> Data provided:

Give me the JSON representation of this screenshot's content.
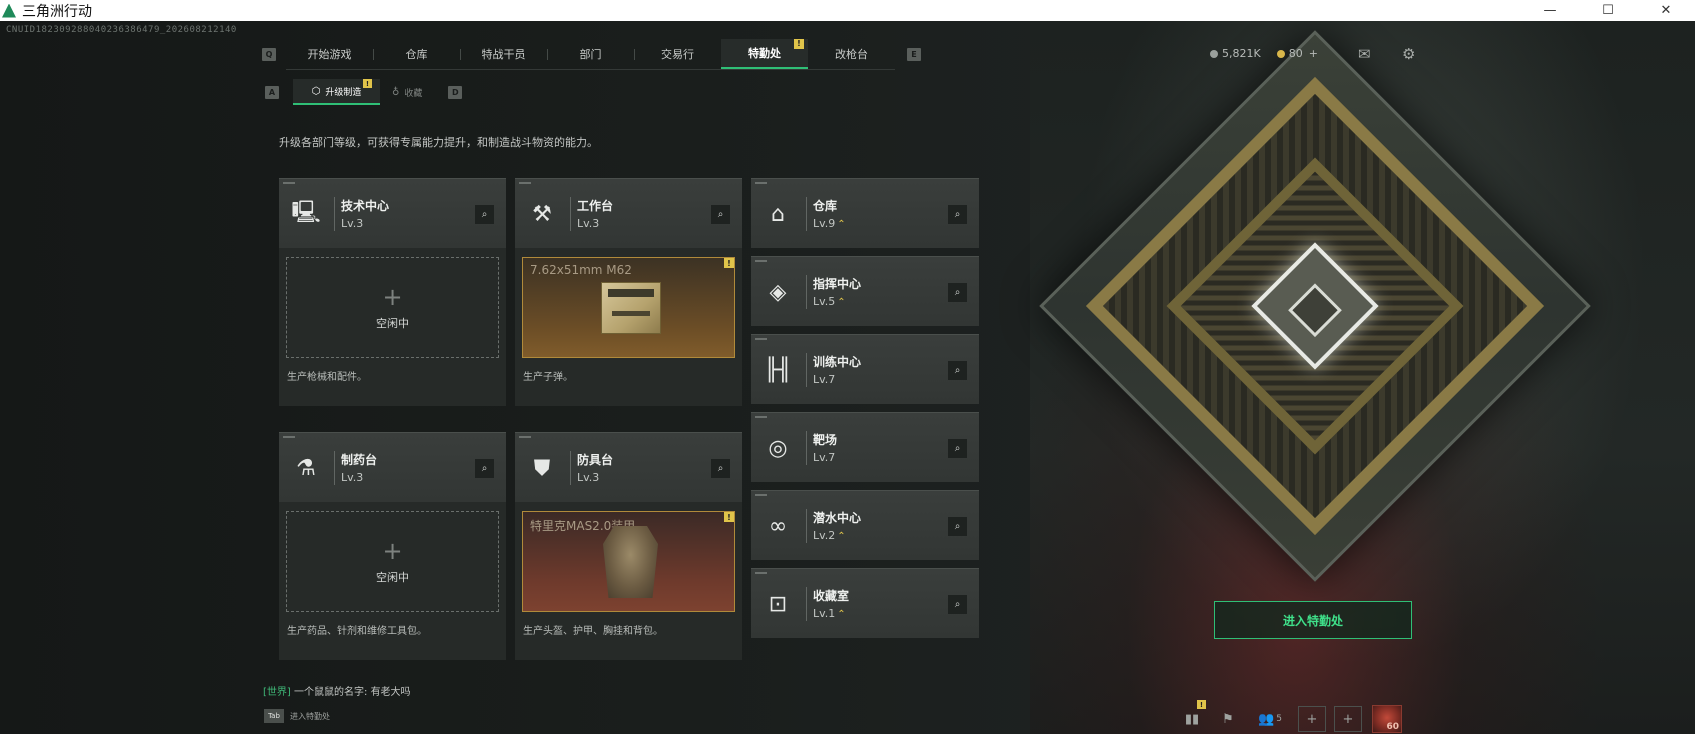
{
  "window": {
    "title": "三角洲行动",
    "controls": {
      "minimize": "—",
      "maximize": "☐",
      "close": "✕"
    }
  },
  "uid": "CNUID18230928804023638647​9_20260821214​0",
  "nav": {
    "left_key": "Q",
    "right_key": "E",
    "tabs": [
      {
        "label": "开始游戏",
        "active": false
      },
      {
        "label": "仓库",
        "active": false
      },
      {
        "label": "特战干员",
        "active": false
      },
      {
        "label": "部门",
        "active": false
      },
      {
        "label": "交易行",
        "active": false
      },
      {
        "label": "特勤处",
        "active": true,
        "badge": "!"
      },
      {
        "label": "改枪台",
        "active": false
      }
    ]
  },
  "currency": {
    "silver": "5,821K",
    "gold": "80",
    "add": "+"
  },
  "top_icons": {
    "mail": "mail-icon",
    "settings": "gear-icon"
  },
  "subnav": {
    "left_key": "A",
    "right_key": "D",
    "tabs": [
      {
        "label": "升级制造",
        "active": true,
        "badge": "!",
        "icon": "upgrade-icon"
      },
      {
        "label": "收藏",
        "active": false,
        "icon": "collection-icon"
      }
    ]
  },
  "description": "升级各部门等级，可获得专属能力提升，和制造战斗物资的能力。",
  "production_facilities": [
    {
      "name": "技术中心",
      "level": "Lv.3",
      "icon": "computer-icon",
      "status": "空闲中",
      "slot_plus": "+",
      "caption": "生产枪械和配件。"
    },
    {
      "name": "工作台",
      "level": "Lv.3",
      "icon": "tools-icon",
      "item": "7.62x51mm M62",
      "item_badge": "!",
      "caption": "生产子弹。"
    },
    {
      "name": "制药台",
      "level": "Lv.3",
      "icon": "microscope-icon",
      "status": "空闲中",
      "slot_plus": "+",
      "caption": "生产药品、针剂和维修工具包。"
    },
    {
      "name": "防具台",
      "level": "Lv.3",
      "icon": "armor-icon",
      "item": "特里克MAS2.0装甲",
      "item_badge": "!",
      "caption": "生产头盔、护甲、胸挂和背包。"
    }
  ],
  "other_facilities": [
    {
      "name": "仓库",
      "level": "Lv.9",
      "upgradable": true,
      "icon": "warehouse-icon"
    },
    {
      "name": "指挥中心",
      "level": "Lv.5",
      "upgradable": true,
      "icon": "command-icon"
    },
    {
      "name": "训练中心",
      "level": "Lv.7",
      "upgradable": false,
      "icon": "dumbbell-icon"
    },
    {
      "name": "靶场",
      "level": "Lv.7",
      "upgradable": false,
      "icon": "target-icon"
    },
    {
      "name": "潜水中心",
      "level": "Lv.2",
      "upgradable": true,
      "icon": "diving-mask-icon"
    },
    {
      "name": "收藏室",
      "level": "Lv.1",
      "upgradable": true,
      "icon": "vault-icon"
    }
  ],
  "upgrade_arrow": "⌃",
  "magnifier_glyph": "🔍",
  "enter_button": "进入特勤处",
  "chat": {
    "channel": "[世界]",
    "sender": "一个鼠鼠的名字:",
    "message": "有老大吗"
  },
  "tab_hint": {
    "key": "Tab",
    "label": "进入特勤处"
  },
  "bottom_bar": {
    "friends_count": "5",
    "level_badge": "60",
    "stats_badge": "!"
  }
}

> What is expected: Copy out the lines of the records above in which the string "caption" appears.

> Answer box:
      "caption": "生产枪械和配件。"
      "caption": "生产子弹。"
      "caption": "生产药品、针剂和维修工具包。"
      "caption": "生产头盔、护甲、胸挂和背包。"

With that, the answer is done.